The Hudson Terminal Plan seeks to address a number of transit-based challenges currently facing the New York metropolitan region, including the lack of adequate cross-Hudson rail capacity, a limited number of tracks and platforms within Penn Station, and a gap in mass transit service to Manhattan’s West Side. Over the past several decades, a number of proposals have come to the forefront of the debate regarding how to best address these problems. Many of these proposals have called for the demolition of Madison Square Garden and reconstruction of Penn Station in its place. However, due to existing infrastructural limitations as well as legal, financial, and political obstacles, these proposals come with great costs for only limited solutions. Of course, this is not to say that the ongoing efforts to rebuild Penn Station should be abandoned. To the contrary, the abundance of existing infrastructure within the Penn Station site makes the question of rebuilding less about if and more about when and how. But during the decades it may take to reach a solution at Penn Station, there are significant opportunities to improve the status quo in the interim.
The bold solution to the complex transit-based challenges facing the region is to build a third rail hub in Manhattan—the new Hudson Terminal. Some leading proposals suggest doubling cross-Hudson rail capacity by building two new tracks over ten miles from Newark Penn Station to New York Penn Station. The Hudson Terminal Plan achieves a three-fold increase in cross-Hudson rail capacity at a fraction of cost by extending underutilized NJ Transit lines that already travel to the banks of the Hudson River through a new four-track tunnel from Hoboken to New York. This new tunnel will also link to Hudson-Bergen Light Rail lines currently terminating in Hoboken to create a one-seat, light rail ride from New Jersey to New York. In conjunction with the construction of a new transit hub, mass transit lines in Manhattan will be extended to provide vital connections for commuters and rail travelers to Hudson Terminal, which will be located on the Hudson River at the intersection of 14th Street and 11th Avenue. Provisions will be made to allow for the future integration of high-speed rail, transit-oriented real estate developments, and the addition of another level of trackage to one day link to Penn Station, Grand Central Terminal, and points north and east of New York City.
Great cities have always been judged by their great infrastructure, as without unified rail networks and mass transit systems, a city is just a loose collection of disconnected neighborhoods.
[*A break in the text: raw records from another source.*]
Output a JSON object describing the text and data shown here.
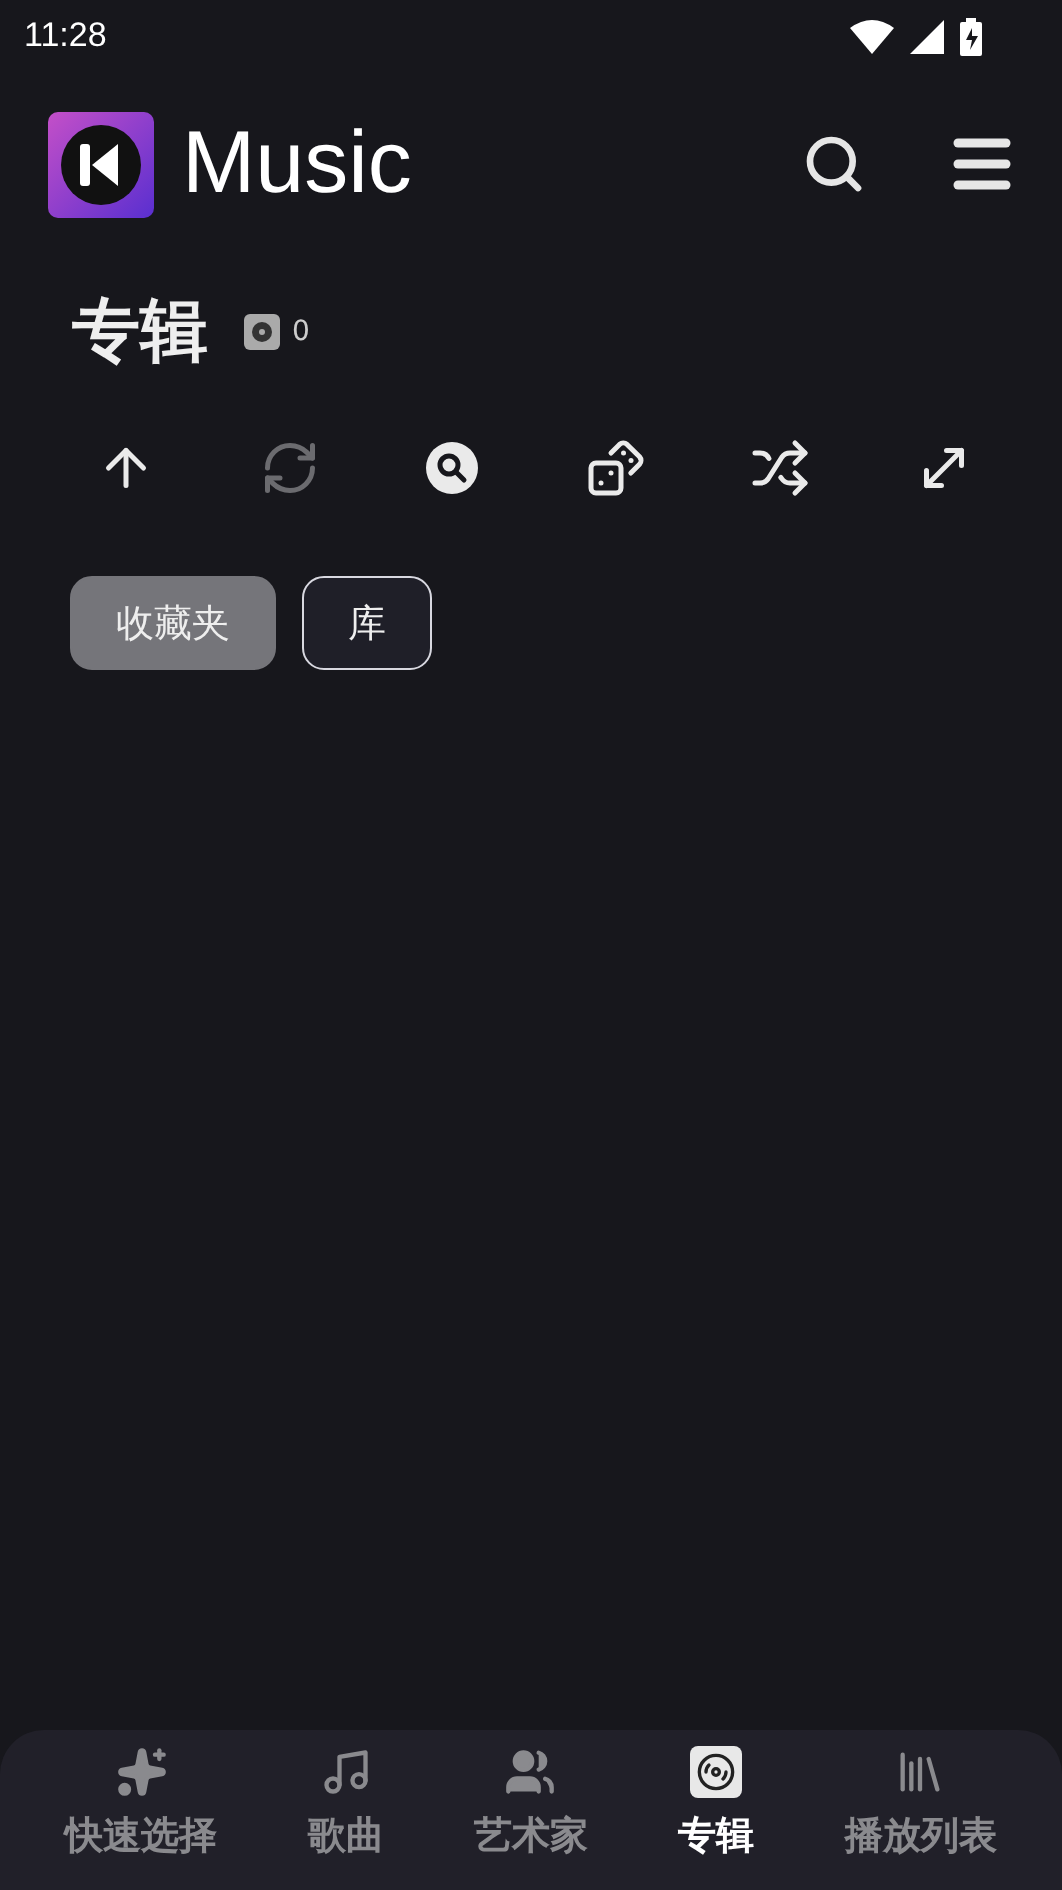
{
  "status_bar": {
    "time": "11:28"
  },
  "app_bar": {
    "title": "Music"
  },
  "section": {
    "title": "专辑",
    "count": "0"
  },
  "toolbar": [
    {
      "kind": "up",
      "disabled": false
    },
    {
      "kind": "refresh",
      "disabled": true
    },
    {
      "kind": "search",
      "disabled": false
    },
    {
      "kind": "dice",
      "disabled": false
    },
    {
      "kind": "shuffle",
      "disabled": false
    },
    {
      "kind": "expand",
      "disabled": false
    }
  ],
  "filters": [
    {
      "label": "收藏夹",
      "selected": true
    },
    {
      "label": "库",
      "selected": false
    }
  ],
  "nav": [
    {
      "kind": "quick",
      "label": "快速选择",
      "selected": false
    },
    {
      "kind": "songs",
      "label": "歌曲",
      "selected": false
    },
    {
      "kind": "artists",
      "label": "艺术家",
      "selected": false
    },
    {
      "kind": "albums",
      "label": "专辑",
      "selected": true
    },
    {
      "kind": "playlists",
      "label": "播放列表",
      "selected": false
    }
  ]
}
To ensure that the New York metropolitan region is able to maintain its greatness for generations to come, it is crucial that the public continues to make sensible investments in robust infrastructure projects such as the Hudson Terminal Plan.